Jesus is sharing with us an important story this weekend. It is directed at you and me. Are you listening? What do you hear? The reason he was telling this story was because there were some people who prided themselves on being virtuous and despised everyone else. It is a good thing to be virtuous but it is a bad thing to think that if we are virtuous we are better than anyone else. The man praying at the front of the synagogue was telling the truth about the good things he did. But he was blowing his own trumpet. Perhaps he was doing all this so that others would look up to him, they would admire him, and he would look good in other peoples eyes.
The tax collector was also telling the truth. His prayer came straight from the heart. “God be merciful to me, a sinner.” He acknowledged his need for God. He knew his own poverty, weakness. Why was this the better prayer? It was an honest prayer. He was speaking from the heart. He desired to be at one with God and that meant knowing his need for God. The man was humble. St Benedict in his rule spoke at length in chapter Seven about humility. He lists twelve steps like twelve rungs on a ladder. Then among the things he says, these two are important.
Firstly we need to accept ourselves as we truly are before God, we need to admit our failings. This is not a guilt trip or false pride at being worse than others. It simply means we are to face our own shortcomings without pretence.

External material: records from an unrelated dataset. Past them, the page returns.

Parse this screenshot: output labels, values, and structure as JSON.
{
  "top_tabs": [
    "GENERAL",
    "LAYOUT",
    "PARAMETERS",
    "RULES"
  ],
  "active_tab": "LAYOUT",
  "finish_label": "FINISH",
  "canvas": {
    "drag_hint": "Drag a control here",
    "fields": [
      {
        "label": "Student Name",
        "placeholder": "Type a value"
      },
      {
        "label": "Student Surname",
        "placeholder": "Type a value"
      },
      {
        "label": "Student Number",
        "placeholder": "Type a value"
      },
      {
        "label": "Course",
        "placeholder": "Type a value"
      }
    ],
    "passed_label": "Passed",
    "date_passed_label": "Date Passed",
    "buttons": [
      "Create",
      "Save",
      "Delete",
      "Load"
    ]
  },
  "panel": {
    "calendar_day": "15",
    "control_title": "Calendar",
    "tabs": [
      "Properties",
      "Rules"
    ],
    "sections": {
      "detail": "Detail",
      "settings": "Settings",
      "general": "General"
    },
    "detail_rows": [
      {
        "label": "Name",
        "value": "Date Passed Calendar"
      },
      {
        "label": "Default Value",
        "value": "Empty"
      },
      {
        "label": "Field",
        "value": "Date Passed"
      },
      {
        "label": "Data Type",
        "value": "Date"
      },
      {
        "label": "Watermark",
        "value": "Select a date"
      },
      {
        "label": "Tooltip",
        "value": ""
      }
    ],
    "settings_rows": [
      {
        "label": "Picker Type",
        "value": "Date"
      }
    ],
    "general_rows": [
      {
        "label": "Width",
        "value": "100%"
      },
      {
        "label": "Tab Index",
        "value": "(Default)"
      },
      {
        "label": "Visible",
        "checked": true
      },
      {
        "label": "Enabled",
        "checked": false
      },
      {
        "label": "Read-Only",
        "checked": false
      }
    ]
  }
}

When we do, we discover more about the depth of God’s love for us. It is this love of God which starts a process of transformation in us. Secondly, cultivating a little more humility in our lives is not only good for ourselves but is a necessary part of being in community with others. When we truly experience God’s acceptance and love for us, in spite of our own shortcomings, we gradually become better at not minding the imperfections of others.
Here is a prayer for humility.
God, I am far too often influenced by what others think of me. I am always pretending to be either richer or smarter or nicer than I really am. Please prevent me from trying to attract attention. Don’t let me gloat over praise on one hand or be discouraged by criticism on the other. Nor let me waste time weaving imaginary situations in which the most heroic, charming, witty person present is myself. Show me how to be humble of heart, like you.